III. Explore nanoscale interactions between NPs, molecules and excitation light. Especially changes of temperature, geometry and molecular integrity upon LSPR excitation will be explored for small and complex molecular systems.
IV. Explore electron-transfer induced reactions in DNA and modified DNA. A specific focus will be put on hot-electron induced reactions in DNA derivatives, since these are rather unexplored in the context of SERS but have great potential to become relevant for cancer radiation therapy.
The action started successfully and the major achievements of the first reporting period are:
WP1: Optimization of DNA origami fork design has been carried out along with an in-depth characterization by gel electrophoresis, AFM and TEM. An optimization of the fork bridge using oxDNA simulations in cooperation with Dr. Antonio Suma was done resulting in an improvement of single-molecule measurements using dyes. Milestones 1.1 and 1.3 are basically completed.
WP2: Hemin was bound to the DNA origami fork via aptamers and detected by SERS using both gold and silver nanoparticle dimers. The SERS spectra are very promising, i.e. we can evaluate the charge and spin state of hemin on a single-molecule level. Furthermore, 6-helix bundles were covalently attached to DNA origami forks to align them by molecular combing. Milestones 2.1 and 2.2 are therefore close to being completed.

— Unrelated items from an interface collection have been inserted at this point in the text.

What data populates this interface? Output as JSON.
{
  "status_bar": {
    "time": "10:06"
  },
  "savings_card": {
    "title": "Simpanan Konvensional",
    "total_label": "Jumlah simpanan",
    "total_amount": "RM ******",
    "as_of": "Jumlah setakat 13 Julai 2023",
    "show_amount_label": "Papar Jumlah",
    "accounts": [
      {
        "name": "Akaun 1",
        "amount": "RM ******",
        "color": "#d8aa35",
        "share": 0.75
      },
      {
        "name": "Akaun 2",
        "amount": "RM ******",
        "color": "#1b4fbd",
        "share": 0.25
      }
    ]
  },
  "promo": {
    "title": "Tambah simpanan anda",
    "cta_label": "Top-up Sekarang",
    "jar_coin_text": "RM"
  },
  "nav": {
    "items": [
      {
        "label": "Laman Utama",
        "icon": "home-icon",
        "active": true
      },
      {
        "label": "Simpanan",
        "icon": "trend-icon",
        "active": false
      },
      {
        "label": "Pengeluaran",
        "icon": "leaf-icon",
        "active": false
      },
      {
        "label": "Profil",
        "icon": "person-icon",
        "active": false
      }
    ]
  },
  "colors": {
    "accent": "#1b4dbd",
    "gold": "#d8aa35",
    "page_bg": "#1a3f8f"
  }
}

WP3: Proteins (CytC and horseradish peroxidase (HRP)) are bound by different coupling strategies to the DNA origami fork and detected by single-molecule SERS. HRP was chosen as an extra protein to be studied due to its high stability. MS 3.1 will be completed soon.
WP4: The kinetics of hot electron induced reactions on gold nanoparticles have been studied using nitrothiopenol, halogenthiophenols and brominated nucleobases. A detailed kinetic model is currently developed. Furthermore, we have studied electron transfer from nanoparticles to DNA modified with brominated adenine and determined the distance dependence of the reaction. Milestones 4.1a and 4.2 can be completed soon. Two papers arising from this WP have been already published.
The SMART-DNA project represents a fundamentally different approach to SM- and single nanostructure SERS spectroscopy compared to previous studies and enables the control of a large number of parameters that are critical for significant advancement of this field. The unprecedented degree of structural control on the nanometer scale enabled by the DNA origami technology will be exploited to establish a versatile tool for spectroscopic investigations with significantly improved control over the target molecules. SMART-DNA represents frontier research of high risk, but the interdisciplinary approach (DNA-nanofabrication combined with SERS spectroscopy) promises high gain by advancement of novel fields of application for SERS that showed only slow progress during the last years or even decades due to the general complexity of SERS substrates. The highest risk concerns the Raman enhancement that is required for SM analysis especially of molecules that are not in resonance with the excitation laser. Several innovative strategies will be explored to reduce the interparticle gaps of sufficiently large NPs and to control the target molecule positioning to provide sufficient Raman enhancement. SMART-DNA addresses a broad range of fundamental scientific challenges such as the origin of SERS blinking in SM and few-molecule SERS and its role for ensemble measurements, the SERS signal distribution and a fundamental mechanistic understanding of electron transfer induced reactions in modified DNA. The latter mechanisms will contribute to develop a complete picture of physical and chemical radiosensitization in cancer radiation therapy, which will enable the improvement of currently applied therapeutics and will enable the development of novel treatment strategies. Furthermore, the tools developed within SMART-DNA are not only restricted to SERS, but can also be exploited by other surface-enhanced spectroscopy methods such as surface-enhanced infrared absorption spectroscopy (SEIRAS) and surface-enhanced fluorescence (SEF).